Most people who reply say “Yes” but what of the vast majority who don’t comment?

Then there are sad tales such as people who use wheelchairs saying they don’t want to be a burden and telling their partners to leave them. Others who say that they are getting used, or have got used, to being alone since their partner left and still others who say that being in a wheelchair means they will never find a partner.

But there is hope as many people with disabilities do have loving relationship that survives one of them becoming a wheelchair user.

In my case, I have multiple sclerosis and have mobility issues and so need to use a wheelchair if there is a need to travel more than 10 metres or so; otherwise I have to sit and take a break.

Lisa is my second wife. We were married in 2011 after both of our previous marriages ended in divorce. But, here I must say that my first marriage did not end because of MS. I kept nothing from Lisa before we got married; She knew I had MS and what it could mean. Yet, knowing the problems, Lisa said “yes” to my proposal and we were married on a Florida beach at sunset on October 31 2011.

lisa blogNow, I’ll let Lisa take up the story:

Long ago, when my grandfather was still alive, all I ever heard from him is that he wished God would take him. See, he had MS and I, as a child, didn’t know much about it. In fact, at that time, no-one knew much about MS. My grandfather chose to ‘suffer’ from his disability while Ian ‘lives’ with it.

You might argue that everyone suffers from MS but that is just not true. Ian decided long ago that he would focus on those things that he can still do and not fret about what is no longer possible. We have a very full life.

We both enjoy travel. While Ian felt more free riding about on his scooter while on holiday, I prefer that he use a wheelchair, mainly for selfishness on my part. He, on the other hand, is anything but selfish and the scooter has now gone1. He cares about others who live with MS because he knows that he is in a better position than most.

Sometimes I worry about how MS will progress inside of him in the years to come. He doesn’t worry about it at all and he is right, there is nothing he can do about that, so why worry.

 

 

1 Yes, the scooter has gone, for the simple reason that, if it ran out of power, it was difficult and painful for Lisa to push me. We know, it happened just the once.
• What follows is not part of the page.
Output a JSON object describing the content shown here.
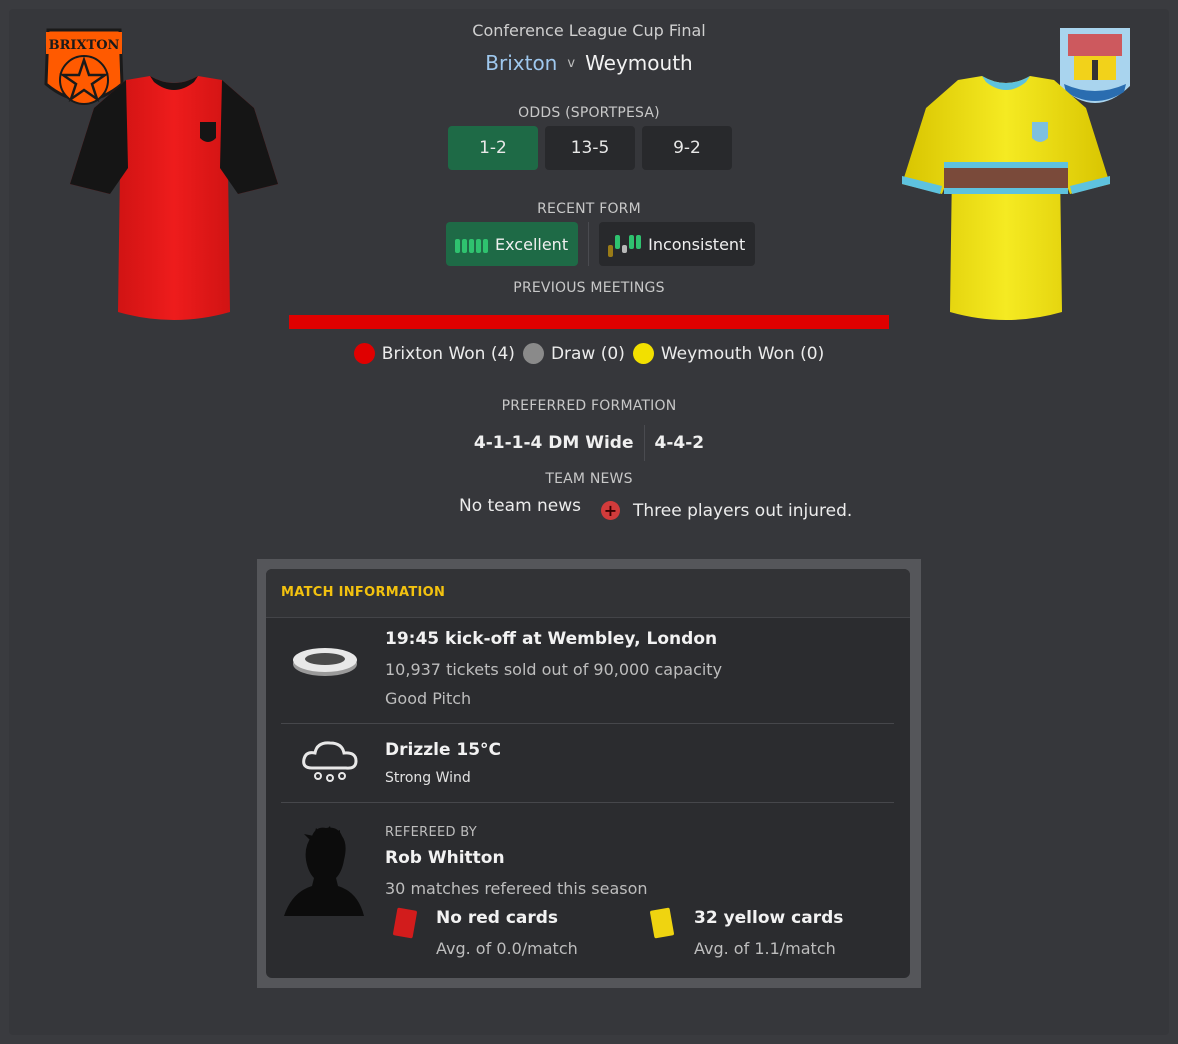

Now, I have two wheelchairs, one powered, one manual. The power chair gives me independence to do things by myself while the manual one is more useful for short trips and if we go out in a friend’s car. Anyway, Lisa says that she loves ‘pushing me around’. LOL. Oh, and the power chair can be pushed if it ever runs out of ‘juice’; best of both worlds.